To state a claim for unjust enrichment, a plaintiff must allege that (1) the defendant was enriched, (2) at plaintiff’s expense, and (3) that it is against equity and good conscience to permit the defendant to retain what is sought to be recovered. Further, a plaintiff cannot succeed on an unjust enrichment claim unless it has a sufficiently close relationship with the other party that could have caused reliance or inducement.

The basis of a claim for unjust enrichment is that the defendant has obtained a benefit which in equity and good conscience should be paid to the plaintiff.

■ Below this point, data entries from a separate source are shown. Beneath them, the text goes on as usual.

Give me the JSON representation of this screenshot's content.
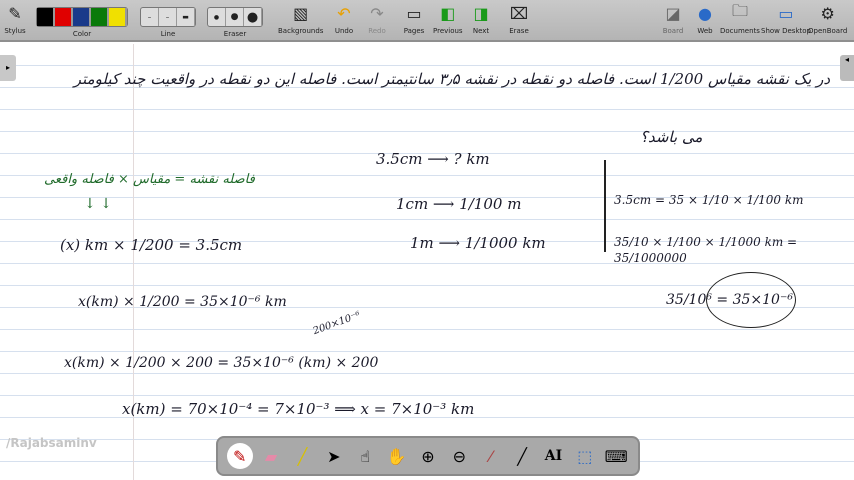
{
  "toolbar": {
    "stylus": "Stylus",
    "color": "Color",
    "line": "Line",
    "eraser": "Eraser",
    "backgrounds": "Backgrounds",
    "undo": "Undo",
    "redo": "Redo",
    "pages": "Pages",
    "previous": "Previous",
    "next": "Next",
    "erase": "Erase",
    "board": "Board",
    "web": "Web",
    "documents": "Documents",
    "show_desktop": "Show Desktop",
    "openboard": "OpenBoard",
    "colors": [
      "#000000",
      "#e00000",
      "#1a3a8a",
      "#0a7a0a",
      "#f0e000"
    ]
  },
  "board": {
    "question_line1": "در یک نقشه مقیاس 1/200 است. فاصله دو نقطه در نقشه ۳٫۵ سانتیمتر است. فاصله این دو نقطه در واقعیت چند کیلومتر",
    "question_line2": "می باشد؟",
    "formula": "فاصله نقشه = مقیاس × فاصله واقعی",
    "arrows": "↓        ↓",
    "eq1": "(x) km  ×  1/200  =  3.5cm",
    "eq2": "x(km) × 1/200 = 35×10⁻⁶ km",
    "note": "200×10⁻⁶",
    "eq3": "x(km) × 1/200 × 200 = 35×10⁻⁶ (km) × 200",
    "eq4": "x(km) = 70×10⁻⁴ = 7×10⁻³ ⟹ x = 7×10⁻³ km",
    "conv1": "3.5cm ⟶ ? km",
    "conv2": "1cm ⟶ 1/100 m",
    "conv3": "1m ⟶ 1/1000 km",
    "r1": "3.5cm = 35 × 1/10 × 1/100 km",
    "r2": "35/10 × 1/100 × 1/1000 km = 35/1000000",
    "r3": "35/10⁶ = 35×10⁻⁶",
    "watermark": "/Rajabsaminv"
  }
}
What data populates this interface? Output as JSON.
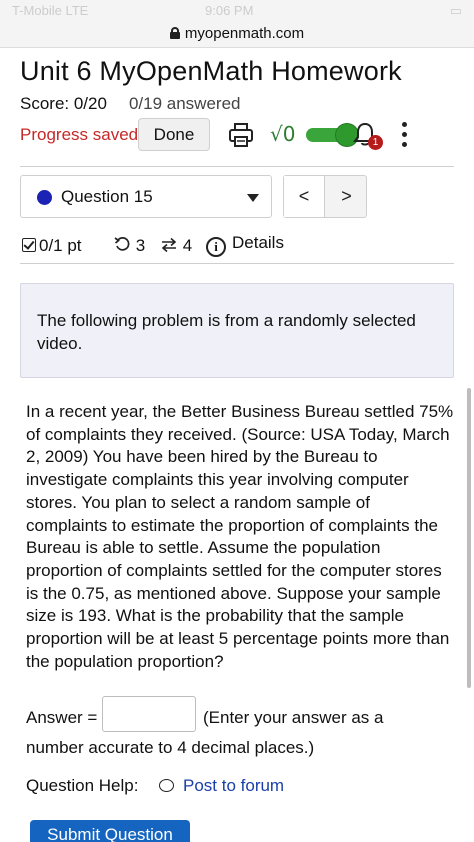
{
  "statusbar": {
    "carrier": "T-Mobile LTE",
    "time": "9:06 PM"
  },
  "browser": {
    "url": "myopenmath.com"
  },
  "header": {
    "title": "Unit 6 MyOpenMath Homework",
    "score": "Score: 0/20",
    "answered": "0/19 answered",
    "progress_saved": "Progress saved",
    "done_label": "Done",
    "sqrt_symbol": "√0",
    "notification_count": "1"
  },
  "question_nav": {
    "selected": "Question 15",
    "prev_label": "<",
    "next_label": ">"
  },
  "meta": {
    "points": "0/1 pt",
    "retries": "3",
    "attempts": "4",
    "details_label": "Details",
    "info_glyph": "i"
  },
  "intro": "The following problem is from a randomly selected video.",
  "problem": "In a recent year, the Better Business Bureau settled 75% of complaints they received. (Source: USA Today, March 2, 2009) You have been hired by the Bureau to investigate complaints this year involving computer stores. You plan to select a random sample of complaints to estimate the proportion of complaints the Bureau is able to settle. Assume the population proportion of complaints settled for the computer stores is the 0.75, as mentioned above. Suppose your sample size is 193. What is the probability that the sample proportion will be at least 5 percentage points more than the population proportion?",
  "answer": {
    "label": "Answer =",
    "value": "",
    "hint_line1": "(Enter your answer as a",
    "hint_line2": "number accurate to 4 decimal places.)"
  },
  "help": {
    "label": "Question Help:",
    "link": "Post to forum"
  },
  "submit_label": "Submit Question",
  "colors": {
    "accent_blue": "#1565c0",
    "saved_red": "#c62828",
    "toggle_green": "#2e9a2e",
    "badge_red": "#b71c1c",
    "question_dot": "#1a23b3"
  }
}
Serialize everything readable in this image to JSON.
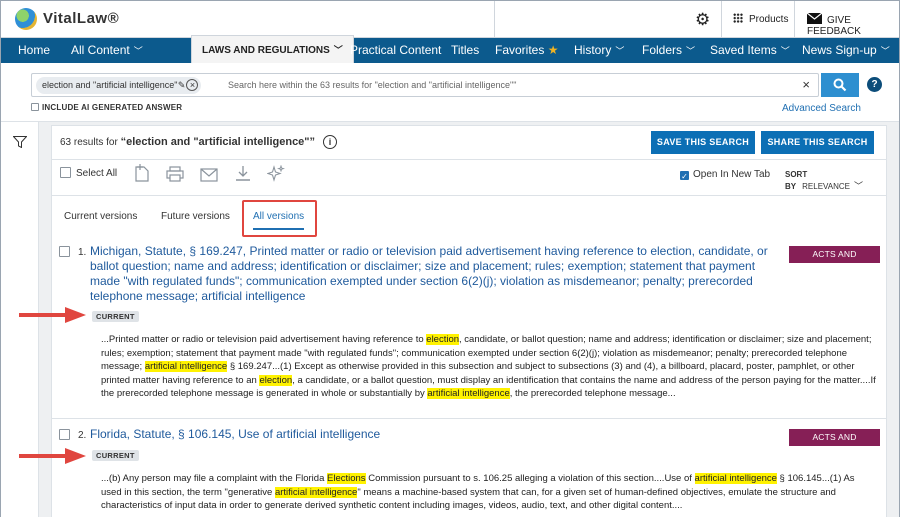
{
  "brand": {
    "name": "VitalLaw®"
  },
  "topbar": {
    "products_label": "Products",
    "feedback_label": "GIVE FEEDBACK"
  },
  "nav": {
    "home": "Home",
    "all_content": "All Content",
    "laws": "LAWS AND REGULATIONS",
    "practical": "Practical Content",
    "titles": "Titles",
    "favorites": "Favorites",
    "history": "History",
    "folders": "Folders",
    "saved": "Saved Items",
    "news": "News Sign-up"
  },
  "search": {
    "chip": "election and \"artificial intelligence\"",
    "placeholder": "Search here within the 63 results for \"election and \"artificial intelligence\"\"",
    "ai_label": "INCLUDE AI GENERATED ANSWER",
    "advanced": "Advanced Search"
  },
  "results_header": {
    "count_prefix": "63 results for ",
    "query": "“election and \"artificial intelligence\"”",
    "save_btn": "SAVE THIS SEARCH",
    "share_btn": "SHARE THIS SEARCH",
    "select_all": "Select All",
    "open_new_tab": "Open In New Tab",
    "sort_label": "SORT BY",
    "sort_value": "RELEVANCE"
  },
  "tabs": [
    "Current versions",
    "Future versions",
    "All versions"
  ],
  "results": [
    {
      "num": "1.",
      "title": "Michigan, Statute, § 169.247, Printed matter or radio or television paid advertisement having reference to election, candidate, or ballot question; name and address; identification or disclaimer; size and placement; rules; exemption; statement that payment made \"with regulated funds\"; communication exempted under section 6(2)(j); violation as misdemeanor; penalty; prerecorded telephone message; artificial intelligence",
      "badge": "ACTS AND STATUTES",
      "status": "CURRENT",
      "s1": "...Printed matter or radio or television paid advertisement having reference to ",
      "h1": "election",
      "s2": ", candidate, or ballot question; name and address; identification or disclaimer; size and placement; rules; exemption; statement that payment made \"with regulated funds\"; communication exempted under section 6(2)(j); violation as misdemeanor; penalty; prerecorded telephone message; ",
      "h2": "artificial intelligence",
      "s3": " § 169.247...(1) Except as otherwise provided in this subsection and subject to subsections (3) and (4), a billboard, placard, poster, pamphlet, or other printed matter having reference to an ",
      "h3": "election",
      "s4": ", a candidate, or a ballot question, must display an identification that contains the name and address of the person paying for the matter....If the prerecorded telephone message is generated in whole or substantially by ",
      "h4": "artificial intelligence",
      "s5": ", the prerecorded telephone message..."
    },
    {
      "num": "2.",
      "title": "Florida, Statute, § 106.145, Use of artificial intelligence",
      "badge": "ACTS AND STATUTES",
      "status": "CURRENT",
      "s1": "...(b) Any person may file a complaint with the Florida ",
      "h1": "Elections",
      "s2": " Commission pursuant to s. 106.25 alleging a violation of this section....Use of ",
      "h2": "artificial intelligence",
      "s3": " § 106.145...(1) As used in this section, the term \"generative ",
      "h3": "artificial intelligence",
      "s4": "\" means a machine-based system that can, for a given set of human-defined objectives, emulate the structure and characteristics of input data in order to generate derived synthetic content including images, videos, audio, text, and other digital content...."
    }
  ]
}
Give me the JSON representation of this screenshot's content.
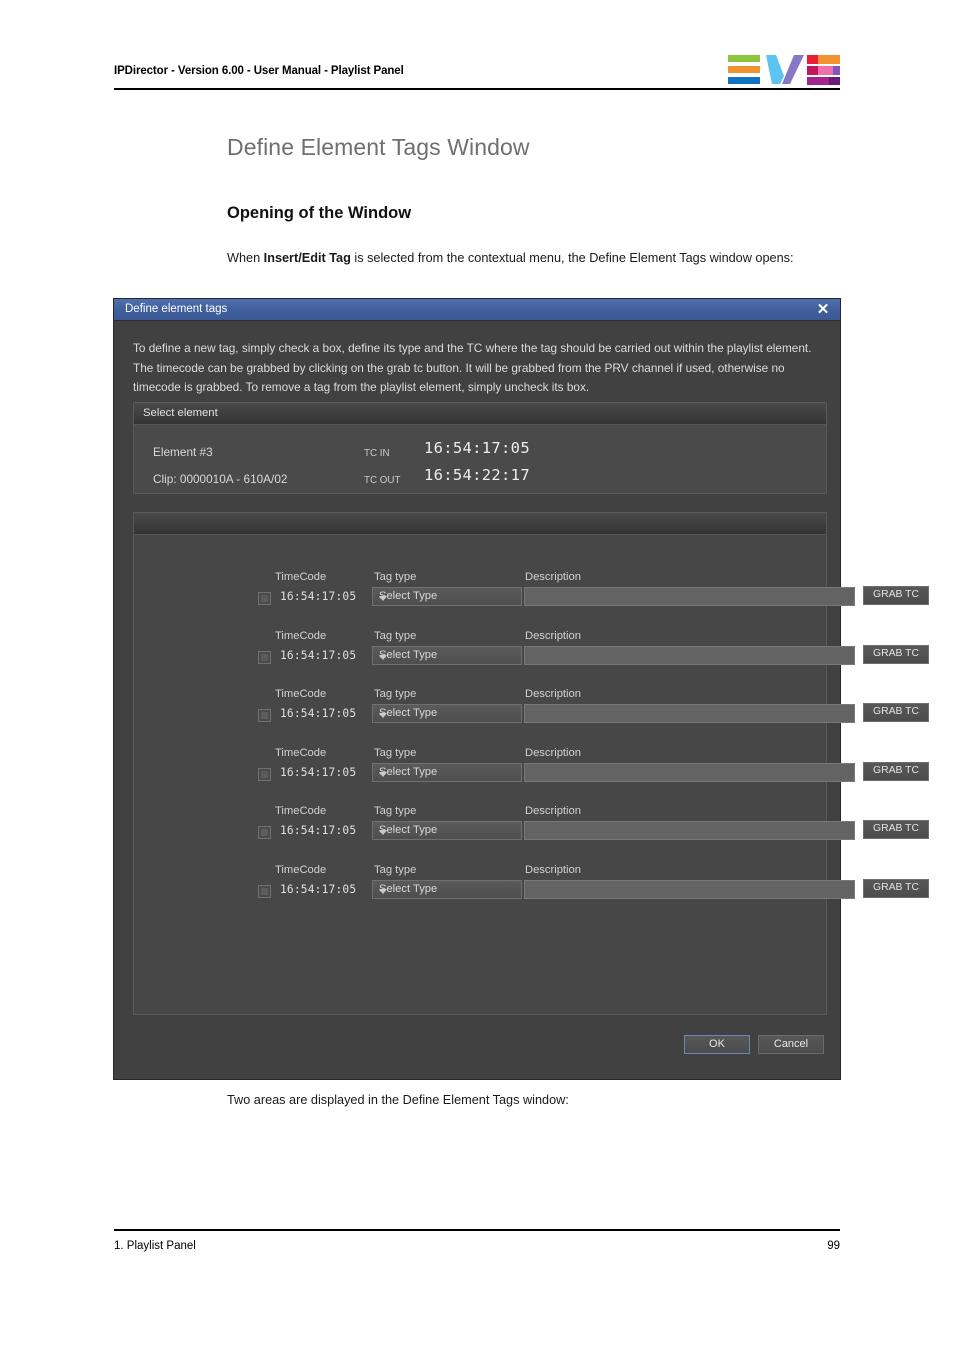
{
  "page": {
    "header_title": "IPDirector - Version 6.00 - User Manual - Playlist Panel",
    "heading1": "Define Element Tags Window",
    "heading2": "Opening of the Window",
    "intro_pre": "When ",
    "intro_bold": "Insert/Edit Tag",
    "intro_post": " is selected from the contextual menu, the Define Element Tags window opens:",
    "after_text": "Two areas are displayed in the Define Element Tags window:",
    "footer_left": "1. Playlist Panel",
    "footer_right": "99",
    "logo_name": "EVS",
    "colors": {
      "heading1": "#6f6f6f",
      "titlebar_blue": "#41619f",
      "dialog_bg": "#414141",
      "logo_green": "#8cc63f",
      "logo_orange": "#f29230",
      "logo_blue": "#0f75bc",
      "logo_lightblue": "#5bc4f1",
      "logo_purple": "#8878c3",
      "logo_red": "#ed1c33",
      "logo_pink": "#f06eaa",
      "logo_magenta": "#a2248f"
    }
  },
  "dialog": {
    "title": "Define element tags",
    "close_icon": "✕",
    "instructions": "To define a new tag, simply check a box, define its type and the TC where the tag should be carried out within the playlist element. The timecode can be grabbed by clicking on the grab tc button. It will be grabbed from the PRV channel if used, otherwise no timecode is grabbed. To remove a tag from the playlist element, simply uncheck its box.",
    "select_element": {
      "header": "Select element",
      "element_label": "Element #3",
      "clip_label": "Clip: 0000010A - 610A/02",
      "tc_in_label": "TC IN",
      "tc_in_value": "16:54:17:05",
      "tc_out_label": "TC OUT",
      "tc_out_value": "16:54:22:17"
    },
    "tags_section": {
      "header": "",
      "column_headers": {
        "timecode": "TimeCode",
        "tag_type": "Tag type",
        "description": "Description"
      },
      "grab_tc_label": "GRAB TC",
      "select_type_label": "Select Type",
      "rows": [
        {
          "checked": false,
          "timecode": "16:54:17:05",
          "tag_type": "Select Type",
          "description": "",
          "grab": "GRAB TC"
        },
        {
          "checked": false,
          "timecode": "16:54:17:05",
          "tag_type": "Select Type",
          "description": "",
          "grab": "GRAB TC"
        },
        {
          "checked": false,
          "timecode": "16:54:17:05",
          "tag_type": "Select Type",
          "description": "",
          "grab": "GRAB TC"
        },
        {
          "checked": false,
          "timecode": "16:54:17:05",
          "tag_type": "Select Type",
          "description": "",
          "grab": "GRAB TC"
        },
        {
          "checked": false,
          "timecode": "16:54:17:05",
          "tag_type": "Select Type",
          "description": "",
          "grab": "GRAB TC"
        },
        {
          "checked": false,
          "timecode": "16:54:17:05",
          "tag_type": "Select Type",
          "description": "",
          "grab": "GRAB TC"
        }
      ]
    },
    "buttons": {
      "ok": "OK",
      "cancel": "Cancel"
    }
  }
}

The plaintiffs allegations that the defendants were unjustly enriched state a viable claim at the pleading stage. The plaintiff has alleged that, by reason of the plaintiff’s relationship with Meury, a senior executive at Allergan, the defendants acquired knowledge of the Strategy, which the defendants allegedly valued at $75 million. Although it is presently unknown whether a transaction between the plaintiff and Sanders will come to fruition, the plaintiff has made sufficient factual allegations to sustain a claim for unjust enrichment based on the use of unjustly received information that creates an unjust benefit.

(Internal quotations and citations omitted).

Posted: September 16, 2016

Late Notice Defense Not Waived as a Matter of Law by Failing to Include it in Disclaimer Letters

On September 15, 2016, the Court of Appeals issued a decision in Estee Lauder Inc. v. OneBeacon Insurance Group, LLC, 2016 NY Slip Op. 06012, holding that an insurer had not waived a late notice defense by not including it in its disclaimer letters, explaining:

Analyzing the circumstances under the common-law waiver standard, which requires an examination of all factors, defendants cannot be said to have waived their right to assert the late-notice defense as a matter of law by failing to specifically identify late notice in their disclaimer letters. Defendants identified the late-notice defense in early communications with plaintiff before relying on a reservation of rights in two disclaimer letters. Under common-law principles, triable issues of fact exist whether defendants clearly manifested an intent to abandon their late-notice defense.

(Internal quotations and citations omitted).

Posted: September 15, 2016

Fraudulent Conveyance Claim Against Arm’s Length Transaction OK Where Badges of Fraud Alleged

On September 8, 2016, the First Department issued a decision in 172 Van Duzer Realty Corp. v. 878 Education, LLC, 2016 NY Slip Op. 05957, holding that a plaintiff stated a claim for fraudulent conveyance despite that the complained of transaction was at arm’s length, explaining:

The cause of action for actual fraudulent conveyance under Debtor and Creditor Law § 276 is also adequately pleaded against Globe Institute, the Rabinovich defendants, and 878 LLC. Although the transaction was conducted at arm’s length, plaintiff has sufficiently alleged badges of fraud, i.e., circumstances so commonly associated with fraudulent transfers that their presence gives rise to an inference of intent, including (1) the parties’ structuring of the transaction so that the sole consideration promised to Globe Institute, aside from 878 LLC’s assumption of certain of Globe Institute’s liabilities, was a $1.35 million payment directly to its shareholders, the Rabinovich defendants, rather than to Globe Institute itself, (2) the exclusion of Globe Institute’s guarantee of the lease agreement from the list of assumed liabilities, although the parties knew that Globe Institute would be left as a corporate shell as result of the transaction and would therefore be unable to honor any future liabilities, (3) inadequate consideration, and (4) the transaction’s having been outside the usual course of business and hastily closed over the course of only a few days, while other potential buyers required a much longer due diligence period.

(Internal quotations and citations omitted) (emphasis added).